It’s hard to know where an artist’s persona ends and her art begins, and this has never been truer than in the case of the mysteriously disappeared Kim Lord, the central figure in Maria Hummel’s spellbinding new novel, Still Lives. It’s also somewhat true of Hummel herself: The award-winning poet (her collection House and Fire won the APR/Honickman Prize in 2013 for best first book) worked at the perpetually cash-strapped Museum of Contemporary Art in Los Angeles, and her novel’s protagonist, Maggie Richter, finds herself in a similar job at a similarly underfunded museum.
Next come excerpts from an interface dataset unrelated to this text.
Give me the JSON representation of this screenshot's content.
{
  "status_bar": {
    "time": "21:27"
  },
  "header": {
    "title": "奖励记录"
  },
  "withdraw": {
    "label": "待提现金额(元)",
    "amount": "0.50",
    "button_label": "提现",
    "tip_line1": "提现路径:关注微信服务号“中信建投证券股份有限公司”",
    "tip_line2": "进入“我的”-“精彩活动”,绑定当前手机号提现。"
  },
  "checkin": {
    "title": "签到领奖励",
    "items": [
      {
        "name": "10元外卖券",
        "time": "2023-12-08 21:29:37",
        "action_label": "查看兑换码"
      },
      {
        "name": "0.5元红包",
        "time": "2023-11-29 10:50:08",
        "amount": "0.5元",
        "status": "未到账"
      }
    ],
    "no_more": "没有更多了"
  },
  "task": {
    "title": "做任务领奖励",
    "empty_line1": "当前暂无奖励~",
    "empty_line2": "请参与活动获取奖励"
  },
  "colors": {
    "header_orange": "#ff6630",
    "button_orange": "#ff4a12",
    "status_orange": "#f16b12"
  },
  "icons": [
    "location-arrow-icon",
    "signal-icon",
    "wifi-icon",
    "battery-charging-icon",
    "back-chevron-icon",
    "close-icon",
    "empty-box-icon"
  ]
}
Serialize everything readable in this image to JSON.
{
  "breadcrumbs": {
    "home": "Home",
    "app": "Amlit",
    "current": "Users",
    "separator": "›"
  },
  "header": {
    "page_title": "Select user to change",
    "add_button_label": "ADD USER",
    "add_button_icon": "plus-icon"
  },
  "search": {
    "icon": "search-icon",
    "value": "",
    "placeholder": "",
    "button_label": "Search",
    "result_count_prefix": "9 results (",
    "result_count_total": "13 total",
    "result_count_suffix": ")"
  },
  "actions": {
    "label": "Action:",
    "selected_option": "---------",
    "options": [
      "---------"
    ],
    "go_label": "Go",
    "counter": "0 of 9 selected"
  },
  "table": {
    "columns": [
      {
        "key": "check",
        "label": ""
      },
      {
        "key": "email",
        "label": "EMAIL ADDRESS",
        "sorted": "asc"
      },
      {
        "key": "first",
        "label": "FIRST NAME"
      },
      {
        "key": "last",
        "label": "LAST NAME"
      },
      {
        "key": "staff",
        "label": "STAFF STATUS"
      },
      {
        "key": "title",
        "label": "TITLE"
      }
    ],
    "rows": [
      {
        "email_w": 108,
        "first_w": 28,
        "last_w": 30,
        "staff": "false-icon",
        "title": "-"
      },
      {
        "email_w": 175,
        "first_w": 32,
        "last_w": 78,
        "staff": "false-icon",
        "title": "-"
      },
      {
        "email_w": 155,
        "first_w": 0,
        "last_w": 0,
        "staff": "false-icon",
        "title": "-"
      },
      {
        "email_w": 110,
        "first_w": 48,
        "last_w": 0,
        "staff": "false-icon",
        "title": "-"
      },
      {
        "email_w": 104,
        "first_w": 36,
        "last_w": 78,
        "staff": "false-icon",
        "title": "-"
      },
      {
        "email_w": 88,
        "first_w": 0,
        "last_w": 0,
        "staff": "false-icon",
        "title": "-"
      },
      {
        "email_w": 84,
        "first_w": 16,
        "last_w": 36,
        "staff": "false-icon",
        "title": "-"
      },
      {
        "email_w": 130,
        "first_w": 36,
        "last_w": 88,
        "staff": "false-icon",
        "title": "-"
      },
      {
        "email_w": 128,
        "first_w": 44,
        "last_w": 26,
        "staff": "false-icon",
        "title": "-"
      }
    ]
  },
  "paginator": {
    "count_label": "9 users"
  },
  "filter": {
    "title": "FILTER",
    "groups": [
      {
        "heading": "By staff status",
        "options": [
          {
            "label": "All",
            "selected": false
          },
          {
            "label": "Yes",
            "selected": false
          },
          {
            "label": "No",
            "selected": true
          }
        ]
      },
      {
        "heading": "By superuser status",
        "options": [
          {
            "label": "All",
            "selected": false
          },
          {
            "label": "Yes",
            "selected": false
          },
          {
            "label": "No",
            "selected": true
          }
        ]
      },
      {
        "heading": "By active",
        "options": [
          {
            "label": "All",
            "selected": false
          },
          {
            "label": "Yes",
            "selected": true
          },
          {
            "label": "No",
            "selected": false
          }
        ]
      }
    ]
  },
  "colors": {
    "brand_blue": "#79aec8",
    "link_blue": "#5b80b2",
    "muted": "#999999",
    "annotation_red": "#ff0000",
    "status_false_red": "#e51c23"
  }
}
When Lord goes missing on the biggest night of her life—an A-list museum opening featuring her photographs, in which she portrays famous murder victims—speculation runs wild. Is it a publicity stunt? Or are more serious forces at foot? When Maggie’s ex-boyfriend (now Lord’s lover) falls under suspicion, Maggie’s journalistic instincts kick in, taking her places the cops can’t go and unwittingly putting her life in peril.
No doubt comparisons to Raymond Chandler’s best work will rain down upon Still Lives, dotted as it is with trenchant observations of LA and the human condition. Like Chandler, Hummel is capable of limning out a ripping yarn replete with high fashion, high finance and high society. These are the mean streets through which our heroine travels, though slightly removed from the glitter and the nastiness. And not unlike another master of the mystery, Erle Stanley Gardner, Hummel includes an intellectually satisfying Perry Mason moment that also provides an interesting twist.
It would be damning with faint praise to call Still Lives a contender for best beach read of the year—like calling Pablo Picasso a really good painter—but Still Lives is both that and so much more.
Thane Tierney lives in Inglewood, California, and is a member in good standing at several American and international museums.
This article was originally published in the June 2018 issue of BookPage. Download the entire issue for the Kindle or Nook.